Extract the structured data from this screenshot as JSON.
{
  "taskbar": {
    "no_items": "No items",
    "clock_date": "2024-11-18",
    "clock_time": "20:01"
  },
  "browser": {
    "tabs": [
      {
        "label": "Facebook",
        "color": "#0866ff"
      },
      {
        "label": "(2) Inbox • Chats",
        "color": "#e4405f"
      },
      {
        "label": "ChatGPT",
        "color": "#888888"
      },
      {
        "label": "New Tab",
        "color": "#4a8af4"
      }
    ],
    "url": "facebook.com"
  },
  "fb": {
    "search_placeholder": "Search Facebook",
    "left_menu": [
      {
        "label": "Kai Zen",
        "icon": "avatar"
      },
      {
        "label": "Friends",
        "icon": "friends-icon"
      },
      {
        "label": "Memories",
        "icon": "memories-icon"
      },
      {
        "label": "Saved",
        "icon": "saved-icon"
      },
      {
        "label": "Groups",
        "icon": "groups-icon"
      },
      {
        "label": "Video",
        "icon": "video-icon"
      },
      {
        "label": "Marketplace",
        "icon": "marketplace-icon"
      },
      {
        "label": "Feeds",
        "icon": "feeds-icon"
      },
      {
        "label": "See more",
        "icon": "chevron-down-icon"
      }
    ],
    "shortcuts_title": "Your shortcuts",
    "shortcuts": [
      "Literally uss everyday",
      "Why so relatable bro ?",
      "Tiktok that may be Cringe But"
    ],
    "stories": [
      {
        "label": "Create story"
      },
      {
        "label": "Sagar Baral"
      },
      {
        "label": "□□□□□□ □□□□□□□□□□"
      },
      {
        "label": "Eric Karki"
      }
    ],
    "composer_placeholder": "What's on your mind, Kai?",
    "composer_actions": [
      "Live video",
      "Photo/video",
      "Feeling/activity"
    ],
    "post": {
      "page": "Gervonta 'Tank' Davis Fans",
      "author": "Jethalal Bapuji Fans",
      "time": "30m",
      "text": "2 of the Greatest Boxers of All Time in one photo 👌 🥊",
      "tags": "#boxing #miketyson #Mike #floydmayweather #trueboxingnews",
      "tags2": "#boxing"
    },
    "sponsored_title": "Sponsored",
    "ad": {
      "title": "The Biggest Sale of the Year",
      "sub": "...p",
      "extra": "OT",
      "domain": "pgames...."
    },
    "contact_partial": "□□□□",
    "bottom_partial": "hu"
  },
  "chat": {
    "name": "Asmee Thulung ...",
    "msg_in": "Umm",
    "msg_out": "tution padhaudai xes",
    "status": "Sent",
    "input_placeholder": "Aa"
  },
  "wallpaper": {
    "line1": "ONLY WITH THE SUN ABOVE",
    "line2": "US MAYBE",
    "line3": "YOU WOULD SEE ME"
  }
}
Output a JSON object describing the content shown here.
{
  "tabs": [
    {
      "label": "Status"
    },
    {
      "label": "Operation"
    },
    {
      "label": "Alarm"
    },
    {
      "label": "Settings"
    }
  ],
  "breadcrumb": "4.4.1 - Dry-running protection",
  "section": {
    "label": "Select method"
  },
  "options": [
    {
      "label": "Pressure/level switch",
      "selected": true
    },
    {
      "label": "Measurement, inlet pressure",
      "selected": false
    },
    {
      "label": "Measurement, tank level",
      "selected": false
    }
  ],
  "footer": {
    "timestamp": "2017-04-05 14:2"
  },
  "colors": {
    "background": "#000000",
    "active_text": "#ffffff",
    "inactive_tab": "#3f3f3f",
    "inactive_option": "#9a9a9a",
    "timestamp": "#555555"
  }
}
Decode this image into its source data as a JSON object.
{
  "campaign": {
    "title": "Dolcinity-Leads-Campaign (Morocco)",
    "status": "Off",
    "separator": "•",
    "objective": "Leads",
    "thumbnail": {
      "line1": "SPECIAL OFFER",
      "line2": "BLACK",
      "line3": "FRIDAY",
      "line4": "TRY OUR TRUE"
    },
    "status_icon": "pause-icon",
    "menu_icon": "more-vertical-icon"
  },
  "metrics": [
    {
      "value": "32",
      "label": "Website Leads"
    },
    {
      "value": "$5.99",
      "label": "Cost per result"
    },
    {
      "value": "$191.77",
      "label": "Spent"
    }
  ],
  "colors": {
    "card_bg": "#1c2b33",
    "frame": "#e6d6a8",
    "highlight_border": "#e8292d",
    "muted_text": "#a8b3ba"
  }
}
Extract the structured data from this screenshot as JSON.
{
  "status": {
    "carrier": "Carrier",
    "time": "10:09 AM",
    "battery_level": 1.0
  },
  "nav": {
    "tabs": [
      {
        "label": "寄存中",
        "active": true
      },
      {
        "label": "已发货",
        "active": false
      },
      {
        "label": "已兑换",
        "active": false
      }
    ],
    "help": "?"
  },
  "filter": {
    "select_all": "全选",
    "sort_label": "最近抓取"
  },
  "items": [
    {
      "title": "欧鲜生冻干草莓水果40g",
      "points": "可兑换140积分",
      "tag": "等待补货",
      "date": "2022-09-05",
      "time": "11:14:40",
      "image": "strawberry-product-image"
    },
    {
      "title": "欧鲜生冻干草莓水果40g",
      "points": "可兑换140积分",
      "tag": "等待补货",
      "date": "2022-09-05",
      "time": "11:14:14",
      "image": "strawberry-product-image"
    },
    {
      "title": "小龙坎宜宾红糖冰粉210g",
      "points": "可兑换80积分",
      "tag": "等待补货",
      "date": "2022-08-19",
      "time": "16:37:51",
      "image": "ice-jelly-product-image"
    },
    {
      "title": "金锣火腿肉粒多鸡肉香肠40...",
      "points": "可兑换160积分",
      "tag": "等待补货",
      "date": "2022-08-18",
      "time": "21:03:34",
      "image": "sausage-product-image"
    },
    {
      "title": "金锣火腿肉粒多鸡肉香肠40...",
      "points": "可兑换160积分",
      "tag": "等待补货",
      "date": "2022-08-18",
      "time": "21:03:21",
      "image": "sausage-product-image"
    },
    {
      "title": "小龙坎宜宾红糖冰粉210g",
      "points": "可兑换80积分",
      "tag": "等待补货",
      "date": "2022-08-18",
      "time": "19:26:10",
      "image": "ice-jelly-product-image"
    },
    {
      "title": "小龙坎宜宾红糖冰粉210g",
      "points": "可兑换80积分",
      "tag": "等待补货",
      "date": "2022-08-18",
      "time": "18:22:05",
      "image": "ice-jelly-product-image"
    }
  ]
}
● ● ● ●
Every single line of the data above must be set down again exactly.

Extract the structured data from this screenshot as JSON.
{
  "taskbar": {
    "no_items": "No items",
    "clock_date": "2024-11-18",
    "clock_time": "20:01"
  },
  "browser": {
    "tabs": [
      {
        "label": "Facebook",
        "color": "#0866ff"
      },
      {
        "label": "(2) Inbox • Chats",
        "color": "#e4405f"
      },
      {
        "label": "ChatGPT",
        "color": "#888888"
      },
      {
        "label": "New Tab",
        "color": "#4a8af4"
      }
    ],
    "url": "facebook.com"
  },
  "fb": {
    "search_placeholder": "Search Facebook",
    "left_menu": [
      {
        "label": "Kai Zen",
        "icon": "avatar"
      },
      {
        "label": "Friends",
        "icon": "friends-icon"
      },
      {
        "label": "Memories",
        "icon": "memories-icon"
      },
      {
        "label": "Saved",
        "icon": "saved-icon"
      },
      {
        "label": "Groups",
        "icon": "groups-icon"
      },
      {
        "label": "Video",
        "icon": "video-icon"
      },
      {
        "label": "Marketplace",
        "icon": "marketplace-icon"
      },
      {
        "label": "Feeds",
        "icon": "feeds-icon"
      },
      {
        "label": "See more",
        "icon": "chevron-down-icon"
      }
    ],
    "shortcuts_title": "Your shortcuts",
    "shortcuts": [
      "Literally uss everyday",
      "Why so relatable bro ?",
      "Tiktok that may be Cringe But"
    ],
    "stories": [
      {
        "label": "Create story"
      },
      {
        "label": "Sagar Baral"
      },
      {
        "label": "□□□□□□ □□□□□□□□□□"
      },
      {
        "label": "Eric Karki"
      }
    ],
    "composer_placeholder": "What's on your mind, Kai?",
    "composer_actions": [
      "Live video",
      "Photo/video",
      "Feeling/activity"
    ],
    "post": {
      "page": "Gervonta 'Tank' Davis Fans",
      "author": "Jethalal Bapuji Fans",
      "time": "30m",
      "text": "2 of the Greatest Boxers of All Time in one photo 👌 🥊",
      "tags": "#boxing #miketyson #Mike #floydmayweather #trueboxingnews",
      "tags2": "#boxing"
    },
    "sponsored_title": "Sponsored",
    "ad": {
      "title": "The Biggest Sale of the Year",
      "sub": "...p",
      "extra": "OT",
      "domain": "pgames...."
    },
    "contact_partial": "□□□□",
    "bottom_partial": "hu"
  },
  "chat": {
    "name": "Asmee Thulung ...",
    "msg_in": "Umm",
    "msg_out": "tution padhaudai xes",
    "status": "Sent",
    "input_placeholder": "Aa"
  },
  "wallpaper": {
    "line1": "ONLY WITH THE SUN ABOVE",
    "line2": "US MAYBE",
    "line3": "YOU WOULD SEE ME"
  }
}
Output a JSON object describing the content shown here.
{
  "tabs": [
    {
      "label": "Status"
    },
    {
      "label": "Operation"
    },
    {
      "label": "Alarm"
    },
    {
      "label": "Settings"
    }
  ],
  "breadcrumb": "4.4.1 - Dry-running protection",
  "section": {
    "label": "Select method"
  },
  "options": [
    {
      "label": "Pressure/level switch",
      "selected": true
    },
    {
      "label": "Measurement, inlet pressure",
      "selected": false
    },
    {
      "label": "Measurement, tank level",
      "selected": false
    }
  ],
  "footer": {
    "timestamp": "2017-04-05 14:2"
  },
  "colors": {
    "background": "#000000",
    "active_text": "#ffffff",
    "inactive_tab": "#3f3f3f",
    "inactive_option": "#9a9a9a",
    "timestamp": "#555555"
  }
}
Decode this image into its source data as a JSON object.
{
  "campaign": {
    "title": "Dolcinity-Leads-Campaign (Morocco)",
    "status": "Off",
    "separator": "•",
    "objective": "Leads",
    "thumbnail": {
      "line1": "SPECIAL OFFER",
      "line2": "BLACK",
      "line3": "FRIDAY",
      "line4": "TRY OUR TRUE"
    },
    "status_icon": "pause-icon",
    "menu_icon": "more-vertical-icon"
  },
  "metrics": [
    {
      "value": "32",
      "label": "Website Leads"
    },
    {
      "value": "$5.99",
      "label": "Cost per result"
    },
    {
      "value": "$191.77",
      "label": "Spent"
    }
  ],
  "colors": {
    "card_bg": "#1c2b33",
    "frame": "#e6d6a8",
    "highlight_border": "#e8292d",
    "muted_text": "#a8b3ba"
  }
}
Extract the structured data from this screenshot as JSON.
{
  "status": {
    "carrier": "Carrier",
    "time": "10:09 AM",
    "battery_level": 1.0
  },
  "nav": {
    "tabs": [
      {
        "label": "寄存中",
        "active": true
      },
      {
        "label": "已发货",
        "active": false
      },
      {
        "label": "已兑换",
        "active": false
      }
    ],
    "help": "?"
  },
  "filter": {
    "select_all": "全选",
    "sort_label": "最近抓取"
  },
  "items": [
    {
      "title": "欧鲜生冻干草莓水果40g",
      "points": "可兑换140积分",
      "tag": "等待补货",
      "date": "2022-09-05",
      "time": "11:14:40",
      "image": "strawberry-product-image"
    },
    {
      "title": "欧鲜生冻干草莓水果40g",
      "points": "可兑换140积分",
      "tag": "等待补货",
      "date": "2022-09-05",
      "time": "11:14:14",
      "image": "strawberry-product-image"
    },
    {
      "title": "小龙坎宜宾红糖冰粉210g",
      "points": "可兑换80积分",
      "tag": "等待补货",
      "date": "2022-08-19",
      "time": "16:37:51",
      "image": "ice-jelly-product-image"
    },
    {
      "title": "金锣火腿肉粒多鸡肉香肠40...",
      "points": "可兑换160积分",
      "tag": "等待补货",
      "date": "2022-08-18",
      "time": "21:03:34",
      "image": "sausage-product-image"
    },
    {
      "title": "金锣火腿肉粒多鸡肉香肠40...",
      "points": "可兑换160积分",
      "tag": "等待补货",
      "date": "2022-08-18",
      "time": "21:03:21",
      "image": "sausage-product-image"
    },
    {
      "title": "小龙坎宜宾红糖冰粉210g",
      "points": "可兑换80积分",
      "tag": "等待补货",
      "date": "2022-08-18",
      "time": "19:26:10",
      "image": "ice-jelly-product-image"
    },
    {
      "title": "小龙坎宜宾红糖冰粉210g",
      "points": "可兑换80积分",
      "tag": "等待补货",
      "date": "2022-08-18",
      "time": "18:22:05",
      "image": "ice-jelly-product-image"
    }
  ]
}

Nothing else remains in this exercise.